_Prompt_
Count up every line of the data in which "Name" occurs. The reply is one number and nothing more.

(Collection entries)
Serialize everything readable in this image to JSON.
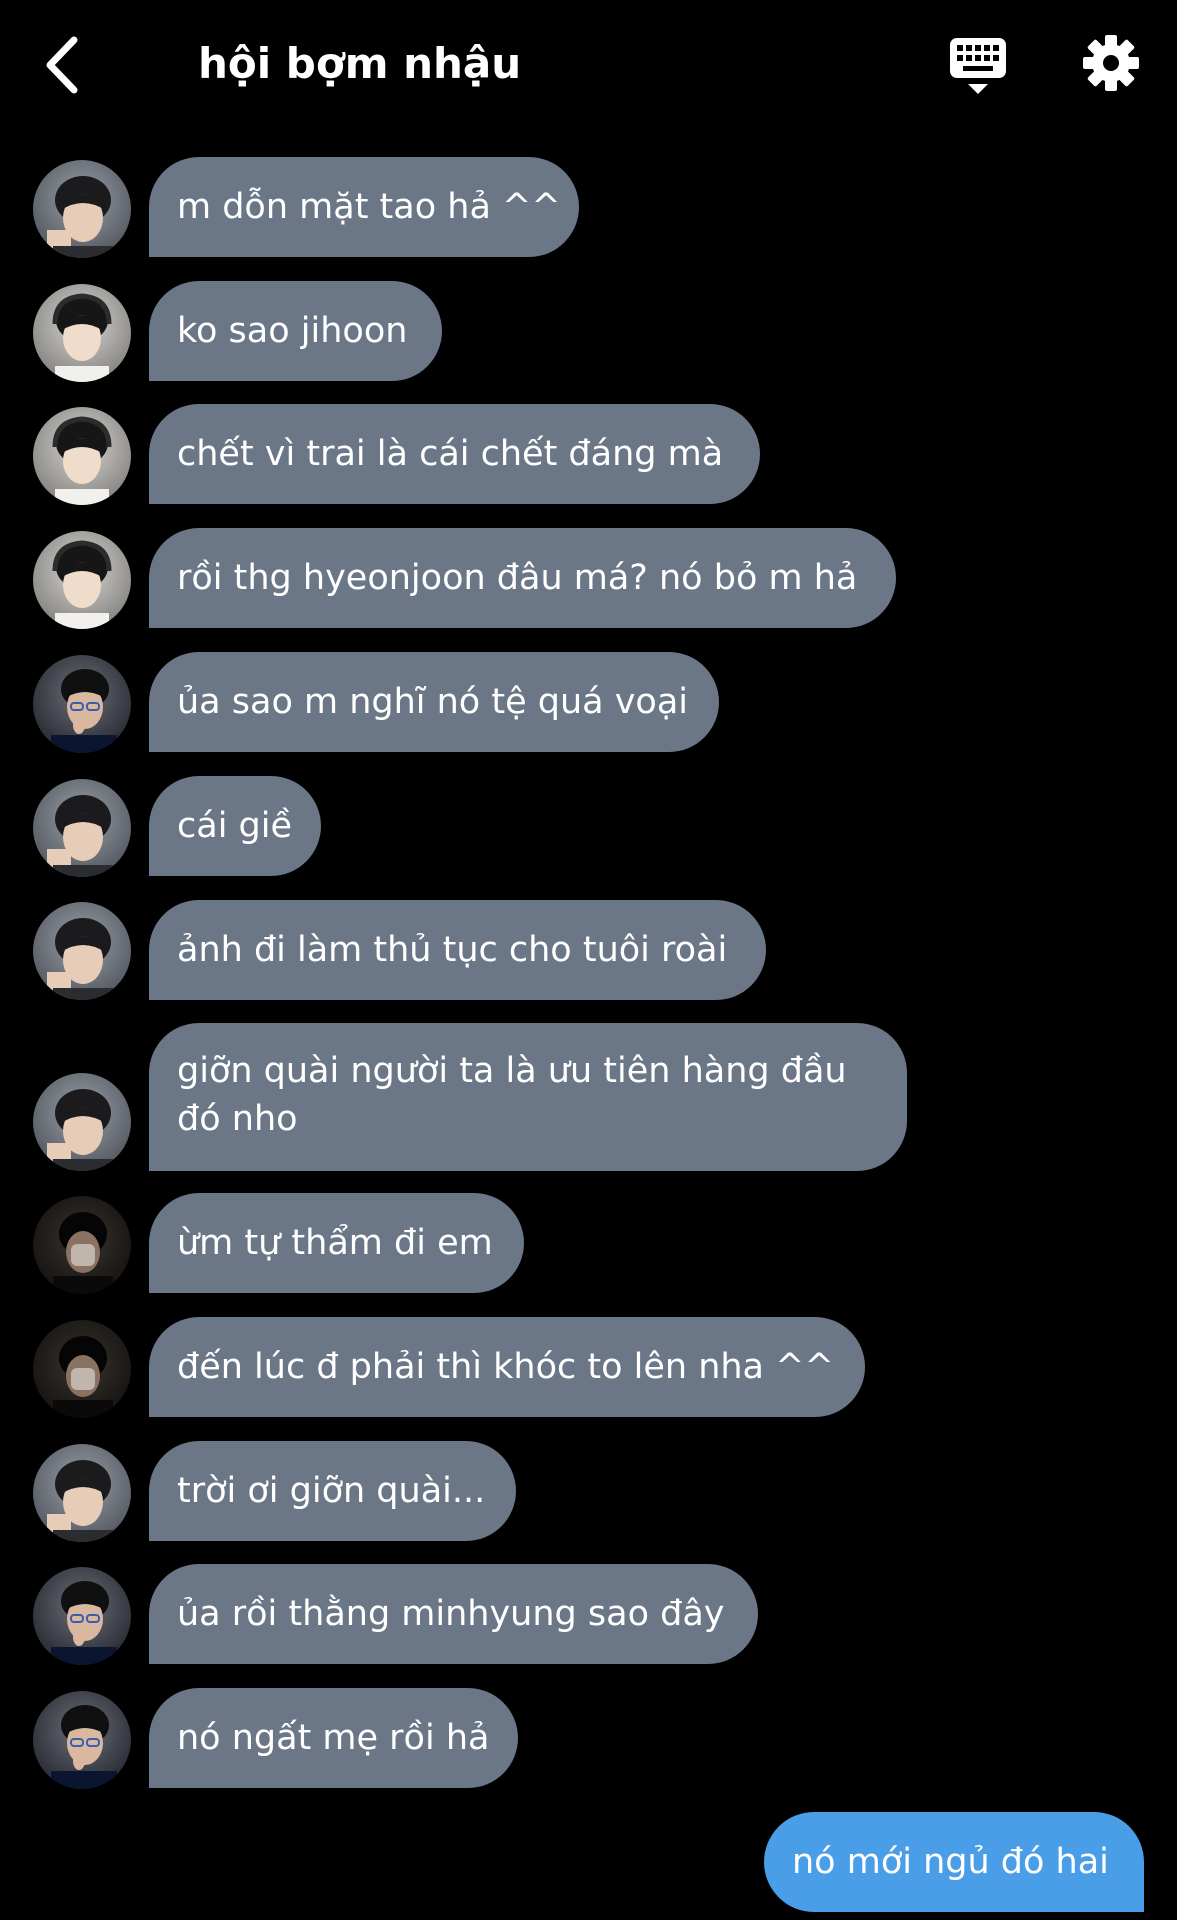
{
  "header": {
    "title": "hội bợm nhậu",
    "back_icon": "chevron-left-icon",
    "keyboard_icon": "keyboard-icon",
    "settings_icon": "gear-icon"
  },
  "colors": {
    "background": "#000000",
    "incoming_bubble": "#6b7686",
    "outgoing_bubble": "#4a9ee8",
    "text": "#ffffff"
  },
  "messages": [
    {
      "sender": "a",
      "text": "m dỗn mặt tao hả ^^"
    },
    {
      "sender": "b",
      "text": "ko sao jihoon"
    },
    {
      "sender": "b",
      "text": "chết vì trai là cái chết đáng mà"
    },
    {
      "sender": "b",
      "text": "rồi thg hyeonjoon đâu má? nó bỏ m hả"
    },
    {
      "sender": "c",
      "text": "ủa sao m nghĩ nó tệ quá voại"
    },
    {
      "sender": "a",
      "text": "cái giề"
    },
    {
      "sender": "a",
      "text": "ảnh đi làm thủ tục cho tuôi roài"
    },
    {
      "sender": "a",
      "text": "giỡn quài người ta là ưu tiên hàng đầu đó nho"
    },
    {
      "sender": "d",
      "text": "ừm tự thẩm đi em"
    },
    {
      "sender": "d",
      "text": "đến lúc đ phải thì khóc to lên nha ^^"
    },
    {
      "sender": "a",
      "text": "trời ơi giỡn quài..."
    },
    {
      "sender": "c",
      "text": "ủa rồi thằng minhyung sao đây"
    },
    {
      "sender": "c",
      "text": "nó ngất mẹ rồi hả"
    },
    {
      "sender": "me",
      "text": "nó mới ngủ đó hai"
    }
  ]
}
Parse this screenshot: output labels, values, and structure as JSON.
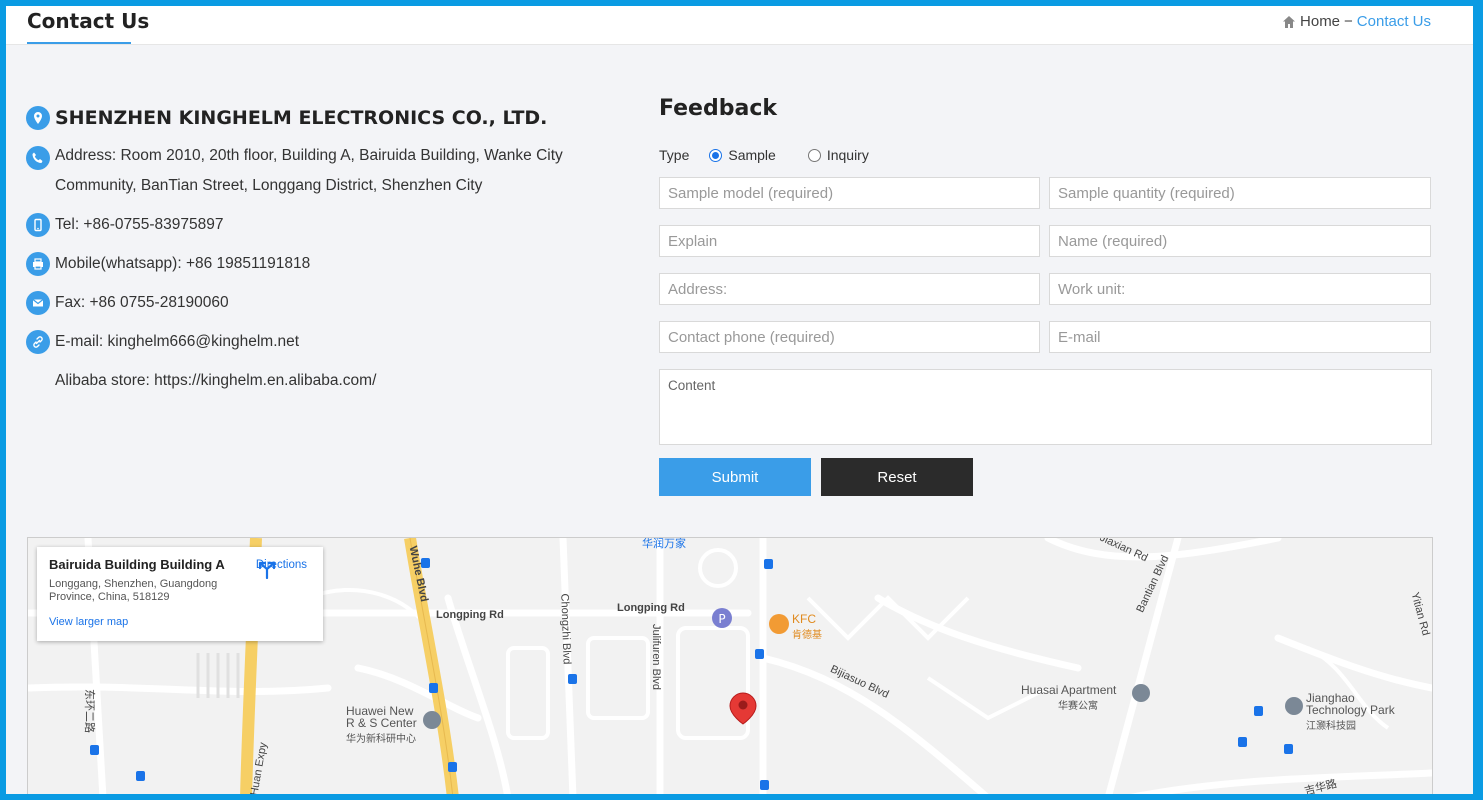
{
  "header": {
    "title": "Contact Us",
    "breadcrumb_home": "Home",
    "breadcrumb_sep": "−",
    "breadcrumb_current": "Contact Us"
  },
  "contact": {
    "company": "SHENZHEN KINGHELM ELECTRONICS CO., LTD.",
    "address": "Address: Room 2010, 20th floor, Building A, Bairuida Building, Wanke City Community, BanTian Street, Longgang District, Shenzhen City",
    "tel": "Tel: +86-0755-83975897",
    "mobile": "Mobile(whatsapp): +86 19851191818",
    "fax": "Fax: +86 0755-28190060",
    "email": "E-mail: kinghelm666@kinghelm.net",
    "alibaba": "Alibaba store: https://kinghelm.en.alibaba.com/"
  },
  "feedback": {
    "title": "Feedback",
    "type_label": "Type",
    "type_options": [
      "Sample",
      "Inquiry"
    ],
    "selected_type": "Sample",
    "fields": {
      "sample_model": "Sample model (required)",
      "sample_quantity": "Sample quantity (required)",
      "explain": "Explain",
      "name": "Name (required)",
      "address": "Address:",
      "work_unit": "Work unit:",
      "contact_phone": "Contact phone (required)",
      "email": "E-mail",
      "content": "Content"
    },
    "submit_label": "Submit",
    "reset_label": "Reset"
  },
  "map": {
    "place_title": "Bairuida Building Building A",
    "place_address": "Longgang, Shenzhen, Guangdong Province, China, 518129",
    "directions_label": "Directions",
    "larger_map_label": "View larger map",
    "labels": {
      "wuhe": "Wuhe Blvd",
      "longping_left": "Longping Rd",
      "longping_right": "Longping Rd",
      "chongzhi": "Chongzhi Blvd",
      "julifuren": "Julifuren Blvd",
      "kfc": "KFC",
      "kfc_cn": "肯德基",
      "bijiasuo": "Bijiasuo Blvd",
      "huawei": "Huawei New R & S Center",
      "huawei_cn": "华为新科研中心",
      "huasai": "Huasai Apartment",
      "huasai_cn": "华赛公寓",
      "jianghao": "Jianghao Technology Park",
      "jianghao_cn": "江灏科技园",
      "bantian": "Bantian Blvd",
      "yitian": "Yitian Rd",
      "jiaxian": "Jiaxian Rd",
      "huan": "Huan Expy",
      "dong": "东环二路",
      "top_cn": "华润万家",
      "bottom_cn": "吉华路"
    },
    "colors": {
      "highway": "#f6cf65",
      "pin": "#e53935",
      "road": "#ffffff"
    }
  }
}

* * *

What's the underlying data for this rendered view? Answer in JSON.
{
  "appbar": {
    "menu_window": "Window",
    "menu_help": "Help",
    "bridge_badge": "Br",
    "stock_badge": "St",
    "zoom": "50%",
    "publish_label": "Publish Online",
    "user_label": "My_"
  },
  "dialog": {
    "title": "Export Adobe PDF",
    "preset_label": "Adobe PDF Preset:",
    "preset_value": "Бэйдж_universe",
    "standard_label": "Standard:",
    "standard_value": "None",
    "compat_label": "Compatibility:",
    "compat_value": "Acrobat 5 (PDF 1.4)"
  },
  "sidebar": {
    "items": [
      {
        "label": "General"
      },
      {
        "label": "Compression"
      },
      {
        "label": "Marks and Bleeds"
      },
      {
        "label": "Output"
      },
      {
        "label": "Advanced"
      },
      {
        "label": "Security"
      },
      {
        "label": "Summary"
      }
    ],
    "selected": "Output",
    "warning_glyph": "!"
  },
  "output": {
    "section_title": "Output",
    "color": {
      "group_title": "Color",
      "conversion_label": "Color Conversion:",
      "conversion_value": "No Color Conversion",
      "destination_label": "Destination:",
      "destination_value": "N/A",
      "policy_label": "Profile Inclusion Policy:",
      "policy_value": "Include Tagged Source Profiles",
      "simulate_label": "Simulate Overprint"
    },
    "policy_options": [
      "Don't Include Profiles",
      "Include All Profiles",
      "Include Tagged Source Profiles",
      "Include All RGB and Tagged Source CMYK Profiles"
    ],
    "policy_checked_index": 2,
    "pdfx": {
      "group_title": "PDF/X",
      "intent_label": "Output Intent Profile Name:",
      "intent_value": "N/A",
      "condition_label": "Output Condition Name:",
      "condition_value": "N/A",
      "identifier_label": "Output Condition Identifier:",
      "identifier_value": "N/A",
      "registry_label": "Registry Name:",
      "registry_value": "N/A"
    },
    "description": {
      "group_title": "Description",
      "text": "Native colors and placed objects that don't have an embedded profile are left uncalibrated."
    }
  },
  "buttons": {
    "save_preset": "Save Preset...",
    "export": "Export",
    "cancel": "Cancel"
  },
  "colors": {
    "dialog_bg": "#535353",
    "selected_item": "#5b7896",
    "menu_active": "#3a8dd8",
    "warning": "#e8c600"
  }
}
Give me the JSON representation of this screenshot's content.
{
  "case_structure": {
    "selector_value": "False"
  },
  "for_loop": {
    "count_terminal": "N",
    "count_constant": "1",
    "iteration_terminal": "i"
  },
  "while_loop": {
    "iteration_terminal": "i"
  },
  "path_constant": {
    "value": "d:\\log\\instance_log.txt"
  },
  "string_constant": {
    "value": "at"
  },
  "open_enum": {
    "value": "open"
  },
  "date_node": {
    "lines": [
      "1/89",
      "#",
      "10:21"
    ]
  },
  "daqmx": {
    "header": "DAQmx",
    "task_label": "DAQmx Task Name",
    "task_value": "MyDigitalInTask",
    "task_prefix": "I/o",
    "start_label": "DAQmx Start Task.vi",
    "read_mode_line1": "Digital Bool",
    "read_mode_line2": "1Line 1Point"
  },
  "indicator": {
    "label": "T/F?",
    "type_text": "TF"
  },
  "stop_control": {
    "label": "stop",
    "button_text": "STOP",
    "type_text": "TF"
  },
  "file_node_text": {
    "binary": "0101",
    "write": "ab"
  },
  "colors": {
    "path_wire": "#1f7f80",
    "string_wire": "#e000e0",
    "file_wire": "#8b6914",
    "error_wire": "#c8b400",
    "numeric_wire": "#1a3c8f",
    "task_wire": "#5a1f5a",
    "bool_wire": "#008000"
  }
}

_Reply to the exercise_
5